----- SUPPLIED DATA
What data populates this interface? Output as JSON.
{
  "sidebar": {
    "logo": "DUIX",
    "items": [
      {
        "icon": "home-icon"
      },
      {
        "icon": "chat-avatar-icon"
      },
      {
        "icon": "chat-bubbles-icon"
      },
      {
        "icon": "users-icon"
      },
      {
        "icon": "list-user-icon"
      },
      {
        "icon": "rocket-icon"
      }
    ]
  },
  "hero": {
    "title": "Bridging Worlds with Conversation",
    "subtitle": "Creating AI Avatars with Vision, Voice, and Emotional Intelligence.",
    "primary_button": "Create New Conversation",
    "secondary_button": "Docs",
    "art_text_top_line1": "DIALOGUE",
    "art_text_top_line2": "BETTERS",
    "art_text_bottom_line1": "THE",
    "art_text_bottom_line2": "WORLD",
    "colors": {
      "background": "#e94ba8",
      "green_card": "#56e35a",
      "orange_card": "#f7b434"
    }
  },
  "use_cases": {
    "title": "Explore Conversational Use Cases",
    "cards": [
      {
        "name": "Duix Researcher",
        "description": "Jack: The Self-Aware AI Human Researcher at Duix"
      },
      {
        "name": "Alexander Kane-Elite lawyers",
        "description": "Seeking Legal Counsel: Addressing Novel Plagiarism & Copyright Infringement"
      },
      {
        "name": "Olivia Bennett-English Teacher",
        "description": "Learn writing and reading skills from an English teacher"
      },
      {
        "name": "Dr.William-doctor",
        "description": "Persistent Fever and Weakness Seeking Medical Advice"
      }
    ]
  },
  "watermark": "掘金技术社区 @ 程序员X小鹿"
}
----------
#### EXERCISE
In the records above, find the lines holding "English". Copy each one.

#### ANSWER TO THIS TASK
        "name": "Olivia Bennett-English Teacher",
        "description": "Learn writing and reading skills from an English teacher"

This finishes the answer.